After decades and countless injuries and fatalities due to tip-overs, the Consumer Product Safety Commission (CPSC) finally approved safety standards for clothing storage units in the United States earlier this year. The ruling is intended to protect children up to six years old from unstable dressers, armoires, and wardrobes.
The STURDY ACT mandates that furniture companies create required safety standards. Certain requirements exist and include testing to simulate a child’s weight up to 60 pounds, accounting for carpeting and multiple open drawers.
Countless lawsuits, with a majority filed by grieving parents, were filed. A high-profile case involving Ikea ended with a $46 million dollar settlement over a toddler’s death.
Between January 2000 and April 2022, 234 people lost their lives, with children accounting for 199. According to the CPSC, around 5,300 of these types of accidents seriously resulted in hospitalization every year from 2006 to 2021.
While declining, injuries still occur every year. The new standard has the backing of both consumer organizations and furniture manufacturers. The vote was not unanimous, lacking the support of one commissioner out of the four who voted against the rule, claiming that the commission gave in to pressure. Purportedly, that led to weaker regulations that technical experts in the agency opposed.
Another detractor was the American Home Furnishings Alliance, which tried to vacate the rule with claims that it was far too broad.
The standards organization devised the new standard approved by the CPSC and will replace the previous requirement.
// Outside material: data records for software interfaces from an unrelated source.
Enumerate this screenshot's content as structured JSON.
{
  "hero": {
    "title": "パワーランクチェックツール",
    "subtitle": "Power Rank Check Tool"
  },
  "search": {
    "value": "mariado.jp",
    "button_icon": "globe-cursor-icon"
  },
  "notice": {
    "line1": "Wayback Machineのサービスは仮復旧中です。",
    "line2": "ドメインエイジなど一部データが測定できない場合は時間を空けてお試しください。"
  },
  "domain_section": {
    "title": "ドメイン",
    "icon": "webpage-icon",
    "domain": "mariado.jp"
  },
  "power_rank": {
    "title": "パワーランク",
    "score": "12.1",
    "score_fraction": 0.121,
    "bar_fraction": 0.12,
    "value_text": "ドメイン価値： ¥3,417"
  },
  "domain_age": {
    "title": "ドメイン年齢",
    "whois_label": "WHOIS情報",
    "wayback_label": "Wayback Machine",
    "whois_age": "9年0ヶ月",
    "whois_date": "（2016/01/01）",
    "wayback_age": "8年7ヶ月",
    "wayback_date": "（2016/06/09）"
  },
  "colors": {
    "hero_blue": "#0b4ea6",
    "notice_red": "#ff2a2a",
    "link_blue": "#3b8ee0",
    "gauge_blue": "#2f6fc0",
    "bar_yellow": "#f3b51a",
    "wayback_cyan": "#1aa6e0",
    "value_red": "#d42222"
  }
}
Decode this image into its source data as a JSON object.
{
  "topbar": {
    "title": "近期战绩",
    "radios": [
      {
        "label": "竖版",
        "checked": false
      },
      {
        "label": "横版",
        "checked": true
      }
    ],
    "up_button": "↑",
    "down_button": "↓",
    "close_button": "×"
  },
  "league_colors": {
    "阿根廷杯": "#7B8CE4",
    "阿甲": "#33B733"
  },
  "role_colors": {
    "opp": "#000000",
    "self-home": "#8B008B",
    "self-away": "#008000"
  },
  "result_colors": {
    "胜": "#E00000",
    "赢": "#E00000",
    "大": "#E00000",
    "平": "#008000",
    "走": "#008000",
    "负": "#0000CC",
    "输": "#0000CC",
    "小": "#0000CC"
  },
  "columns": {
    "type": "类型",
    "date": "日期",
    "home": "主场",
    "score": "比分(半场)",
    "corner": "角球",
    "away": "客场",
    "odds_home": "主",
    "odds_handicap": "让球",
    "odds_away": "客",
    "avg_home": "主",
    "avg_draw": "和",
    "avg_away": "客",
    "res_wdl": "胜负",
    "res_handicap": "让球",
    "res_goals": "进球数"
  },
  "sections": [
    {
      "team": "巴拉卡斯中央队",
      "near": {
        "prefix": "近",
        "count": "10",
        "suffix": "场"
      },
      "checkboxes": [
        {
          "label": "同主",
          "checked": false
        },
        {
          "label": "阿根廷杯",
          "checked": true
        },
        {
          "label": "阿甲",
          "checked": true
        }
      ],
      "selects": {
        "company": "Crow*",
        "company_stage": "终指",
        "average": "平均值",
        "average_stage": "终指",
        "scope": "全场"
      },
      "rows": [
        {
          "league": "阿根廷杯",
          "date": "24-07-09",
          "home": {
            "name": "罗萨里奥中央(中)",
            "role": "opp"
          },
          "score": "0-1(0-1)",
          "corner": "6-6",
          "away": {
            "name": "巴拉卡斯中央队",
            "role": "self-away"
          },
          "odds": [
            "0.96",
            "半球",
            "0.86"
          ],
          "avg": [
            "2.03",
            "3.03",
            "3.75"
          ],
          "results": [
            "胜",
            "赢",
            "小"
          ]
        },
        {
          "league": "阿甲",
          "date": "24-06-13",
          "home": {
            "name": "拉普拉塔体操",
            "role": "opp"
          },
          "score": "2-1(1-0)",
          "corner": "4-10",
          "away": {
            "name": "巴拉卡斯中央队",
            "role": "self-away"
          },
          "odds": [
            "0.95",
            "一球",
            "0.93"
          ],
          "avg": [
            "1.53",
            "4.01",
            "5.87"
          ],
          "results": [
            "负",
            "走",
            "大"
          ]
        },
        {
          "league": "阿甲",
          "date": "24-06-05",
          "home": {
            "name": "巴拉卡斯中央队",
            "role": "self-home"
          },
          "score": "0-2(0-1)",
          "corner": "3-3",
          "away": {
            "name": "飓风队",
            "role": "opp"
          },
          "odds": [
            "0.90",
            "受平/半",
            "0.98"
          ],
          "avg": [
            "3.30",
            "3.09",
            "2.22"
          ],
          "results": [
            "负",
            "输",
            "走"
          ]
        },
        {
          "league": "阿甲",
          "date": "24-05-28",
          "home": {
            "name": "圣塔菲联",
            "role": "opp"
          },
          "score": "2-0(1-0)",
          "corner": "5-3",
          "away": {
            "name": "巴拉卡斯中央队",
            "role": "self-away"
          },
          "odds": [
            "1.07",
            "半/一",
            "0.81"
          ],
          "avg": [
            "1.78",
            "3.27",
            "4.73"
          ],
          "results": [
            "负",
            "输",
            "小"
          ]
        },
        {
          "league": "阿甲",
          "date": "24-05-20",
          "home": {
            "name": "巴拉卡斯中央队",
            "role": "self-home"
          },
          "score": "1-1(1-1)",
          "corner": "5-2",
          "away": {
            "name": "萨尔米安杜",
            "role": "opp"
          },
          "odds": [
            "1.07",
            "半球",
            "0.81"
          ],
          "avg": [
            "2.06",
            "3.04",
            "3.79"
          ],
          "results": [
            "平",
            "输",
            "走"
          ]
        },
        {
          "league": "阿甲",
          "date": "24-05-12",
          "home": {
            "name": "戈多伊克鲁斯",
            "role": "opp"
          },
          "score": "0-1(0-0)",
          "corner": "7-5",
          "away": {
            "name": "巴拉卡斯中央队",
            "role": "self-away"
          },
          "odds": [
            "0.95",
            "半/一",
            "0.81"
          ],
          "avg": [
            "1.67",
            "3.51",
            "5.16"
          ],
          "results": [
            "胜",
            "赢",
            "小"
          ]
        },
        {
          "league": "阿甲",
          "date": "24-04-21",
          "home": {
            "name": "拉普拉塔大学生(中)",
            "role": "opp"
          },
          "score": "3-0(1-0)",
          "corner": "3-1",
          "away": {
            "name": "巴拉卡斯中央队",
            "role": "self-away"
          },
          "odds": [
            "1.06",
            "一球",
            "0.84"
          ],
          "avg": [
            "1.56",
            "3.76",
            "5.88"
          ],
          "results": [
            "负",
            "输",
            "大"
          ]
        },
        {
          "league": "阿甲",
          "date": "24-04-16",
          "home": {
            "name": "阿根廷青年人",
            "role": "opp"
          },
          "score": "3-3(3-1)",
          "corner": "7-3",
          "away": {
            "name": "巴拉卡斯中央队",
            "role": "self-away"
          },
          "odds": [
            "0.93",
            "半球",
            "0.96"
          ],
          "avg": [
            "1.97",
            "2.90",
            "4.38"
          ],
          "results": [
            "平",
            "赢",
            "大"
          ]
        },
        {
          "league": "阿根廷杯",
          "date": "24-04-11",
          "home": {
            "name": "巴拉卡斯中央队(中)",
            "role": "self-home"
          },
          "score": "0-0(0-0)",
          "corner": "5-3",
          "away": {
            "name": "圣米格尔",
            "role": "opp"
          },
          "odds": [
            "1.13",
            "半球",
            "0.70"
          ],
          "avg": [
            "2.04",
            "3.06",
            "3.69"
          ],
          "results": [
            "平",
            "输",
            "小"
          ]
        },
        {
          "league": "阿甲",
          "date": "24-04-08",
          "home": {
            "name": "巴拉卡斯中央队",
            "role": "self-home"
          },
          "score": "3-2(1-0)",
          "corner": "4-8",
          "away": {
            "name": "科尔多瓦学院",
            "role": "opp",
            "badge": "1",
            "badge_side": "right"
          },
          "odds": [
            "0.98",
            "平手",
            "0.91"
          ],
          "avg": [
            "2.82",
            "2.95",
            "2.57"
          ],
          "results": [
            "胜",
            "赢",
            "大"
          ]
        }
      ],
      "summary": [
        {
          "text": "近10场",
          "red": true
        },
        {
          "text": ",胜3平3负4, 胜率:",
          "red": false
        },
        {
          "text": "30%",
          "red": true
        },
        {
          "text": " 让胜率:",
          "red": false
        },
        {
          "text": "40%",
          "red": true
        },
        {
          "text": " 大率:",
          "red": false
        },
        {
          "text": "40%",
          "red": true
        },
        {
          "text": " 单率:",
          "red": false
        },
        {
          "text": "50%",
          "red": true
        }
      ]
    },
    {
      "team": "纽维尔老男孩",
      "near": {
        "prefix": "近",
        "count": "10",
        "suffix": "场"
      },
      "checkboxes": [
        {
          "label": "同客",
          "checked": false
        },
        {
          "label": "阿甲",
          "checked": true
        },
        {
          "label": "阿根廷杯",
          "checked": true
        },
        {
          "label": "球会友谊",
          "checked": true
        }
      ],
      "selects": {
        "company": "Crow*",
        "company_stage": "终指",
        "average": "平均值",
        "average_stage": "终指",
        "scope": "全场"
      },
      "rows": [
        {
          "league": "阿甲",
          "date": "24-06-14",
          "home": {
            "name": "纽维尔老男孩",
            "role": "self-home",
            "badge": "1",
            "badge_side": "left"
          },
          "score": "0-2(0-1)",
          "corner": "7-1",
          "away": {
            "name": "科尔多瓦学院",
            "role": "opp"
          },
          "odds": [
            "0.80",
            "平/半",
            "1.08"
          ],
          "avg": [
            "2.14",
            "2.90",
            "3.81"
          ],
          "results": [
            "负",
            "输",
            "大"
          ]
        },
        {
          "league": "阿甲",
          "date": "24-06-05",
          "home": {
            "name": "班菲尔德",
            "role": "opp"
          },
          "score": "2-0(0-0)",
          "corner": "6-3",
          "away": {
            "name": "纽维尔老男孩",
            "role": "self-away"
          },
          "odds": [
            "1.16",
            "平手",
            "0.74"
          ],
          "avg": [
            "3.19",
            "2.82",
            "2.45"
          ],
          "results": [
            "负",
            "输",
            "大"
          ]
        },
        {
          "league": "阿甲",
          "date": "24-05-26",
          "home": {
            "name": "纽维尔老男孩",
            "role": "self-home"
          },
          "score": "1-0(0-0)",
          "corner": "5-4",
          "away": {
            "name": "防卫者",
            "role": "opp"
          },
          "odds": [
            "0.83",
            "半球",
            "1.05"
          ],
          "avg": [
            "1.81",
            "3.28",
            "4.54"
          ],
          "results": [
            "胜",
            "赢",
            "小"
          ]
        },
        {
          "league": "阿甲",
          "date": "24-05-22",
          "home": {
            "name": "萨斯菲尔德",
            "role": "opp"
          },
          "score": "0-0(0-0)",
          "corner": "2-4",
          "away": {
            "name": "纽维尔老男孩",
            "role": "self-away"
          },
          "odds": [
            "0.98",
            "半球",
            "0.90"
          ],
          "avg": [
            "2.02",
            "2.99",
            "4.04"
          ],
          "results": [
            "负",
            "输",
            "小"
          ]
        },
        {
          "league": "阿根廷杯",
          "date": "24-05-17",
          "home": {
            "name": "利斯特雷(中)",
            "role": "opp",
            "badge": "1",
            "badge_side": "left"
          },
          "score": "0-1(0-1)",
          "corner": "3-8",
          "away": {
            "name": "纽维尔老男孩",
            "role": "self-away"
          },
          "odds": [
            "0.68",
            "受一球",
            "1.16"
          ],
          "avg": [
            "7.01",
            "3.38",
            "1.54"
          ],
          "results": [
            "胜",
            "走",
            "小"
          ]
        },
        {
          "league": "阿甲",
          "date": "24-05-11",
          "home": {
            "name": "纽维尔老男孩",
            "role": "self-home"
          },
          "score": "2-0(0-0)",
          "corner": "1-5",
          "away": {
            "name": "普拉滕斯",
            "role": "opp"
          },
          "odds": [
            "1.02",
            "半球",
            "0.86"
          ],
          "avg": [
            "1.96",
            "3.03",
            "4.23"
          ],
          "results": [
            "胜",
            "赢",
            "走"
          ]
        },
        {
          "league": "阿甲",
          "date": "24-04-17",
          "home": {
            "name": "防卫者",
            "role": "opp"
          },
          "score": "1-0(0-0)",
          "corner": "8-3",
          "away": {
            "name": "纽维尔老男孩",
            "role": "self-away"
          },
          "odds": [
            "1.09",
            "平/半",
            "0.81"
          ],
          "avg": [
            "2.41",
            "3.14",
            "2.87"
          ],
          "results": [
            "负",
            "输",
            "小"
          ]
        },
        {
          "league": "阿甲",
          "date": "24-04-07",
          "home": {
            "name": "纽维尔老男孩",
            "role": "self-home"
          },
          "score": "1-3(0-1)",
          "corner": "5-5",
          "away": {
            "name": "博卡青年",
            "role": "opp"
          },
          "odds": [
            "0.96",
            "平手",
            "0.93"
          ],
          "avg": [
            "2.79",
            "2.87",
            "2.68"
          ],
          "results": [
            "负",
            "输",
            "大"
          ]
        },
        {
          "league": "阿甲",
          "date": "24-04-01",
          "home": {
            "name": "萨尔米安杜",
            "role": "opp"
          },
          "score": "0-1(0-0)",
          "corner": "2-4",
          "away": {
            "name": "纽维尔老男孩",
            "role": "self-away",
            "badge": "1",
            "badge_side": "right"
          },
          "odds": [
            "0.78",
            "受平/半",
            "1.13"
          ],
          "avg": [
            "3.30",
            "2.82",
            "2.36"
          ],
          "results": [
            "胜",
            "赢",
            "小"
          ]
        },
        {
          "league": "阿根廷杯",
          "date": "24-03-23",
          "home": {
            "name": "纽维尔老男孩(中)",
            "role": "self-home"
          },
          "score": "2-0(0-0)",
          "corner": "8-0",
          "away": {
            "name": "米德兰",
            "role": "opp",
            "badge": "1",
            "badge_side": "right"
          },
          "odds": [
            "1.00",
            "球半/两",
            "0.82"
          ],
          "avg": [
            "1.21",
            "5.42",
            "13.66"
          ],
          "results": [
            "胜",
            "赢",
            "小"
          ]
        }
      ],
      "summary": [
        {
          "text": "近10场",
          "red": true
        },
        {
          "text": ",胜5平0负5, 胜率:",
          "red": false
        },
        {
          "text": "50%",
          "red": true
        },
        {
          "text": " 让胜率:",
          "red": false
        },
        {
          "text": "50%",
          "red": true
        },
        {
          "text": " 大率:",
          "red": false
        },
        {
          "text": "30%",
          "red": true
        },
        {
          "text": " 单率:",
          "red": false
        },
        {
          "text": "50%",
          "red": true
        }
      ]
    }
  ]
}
It also has the backing of both consumer groups and furniture manufacturers.